BEGIN

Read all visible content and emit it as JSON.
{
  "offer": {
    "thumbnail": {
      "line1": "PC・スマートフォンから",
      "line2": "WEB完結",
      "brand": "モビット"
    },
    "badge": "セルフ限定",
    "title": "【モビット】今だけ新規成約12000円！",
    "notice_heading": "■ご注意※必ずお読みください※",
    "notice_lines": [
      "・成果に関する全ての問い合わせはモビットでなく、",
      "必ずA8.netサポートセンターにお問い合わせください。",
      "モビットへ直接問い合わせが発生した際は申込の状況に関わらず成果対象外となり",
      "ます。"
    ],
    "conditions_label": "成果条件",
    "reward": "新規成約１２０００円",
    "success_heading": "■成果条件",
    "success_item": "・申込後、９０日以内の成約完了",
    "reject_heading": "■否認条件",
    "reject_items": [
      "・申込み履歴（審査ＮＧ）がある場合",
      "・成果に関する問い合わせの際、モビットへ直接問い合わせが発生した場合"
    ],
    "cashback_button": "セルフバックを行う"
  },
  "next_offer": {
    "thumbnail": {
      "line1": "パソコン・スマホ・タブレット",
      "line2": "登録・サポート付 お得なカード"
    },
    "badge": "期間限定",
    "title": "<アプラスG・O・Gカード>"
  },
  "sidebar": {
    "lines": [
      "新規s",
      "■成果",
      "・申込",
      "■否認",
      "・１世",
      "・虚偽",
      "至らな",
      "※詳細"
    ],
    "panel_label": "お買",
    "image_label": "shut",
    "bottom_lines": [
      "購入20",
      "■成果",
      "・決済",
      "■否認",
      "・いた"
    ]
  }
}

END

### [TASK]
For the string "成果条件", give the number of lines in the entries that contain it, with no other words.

### [RESULT OF THE TASK]
2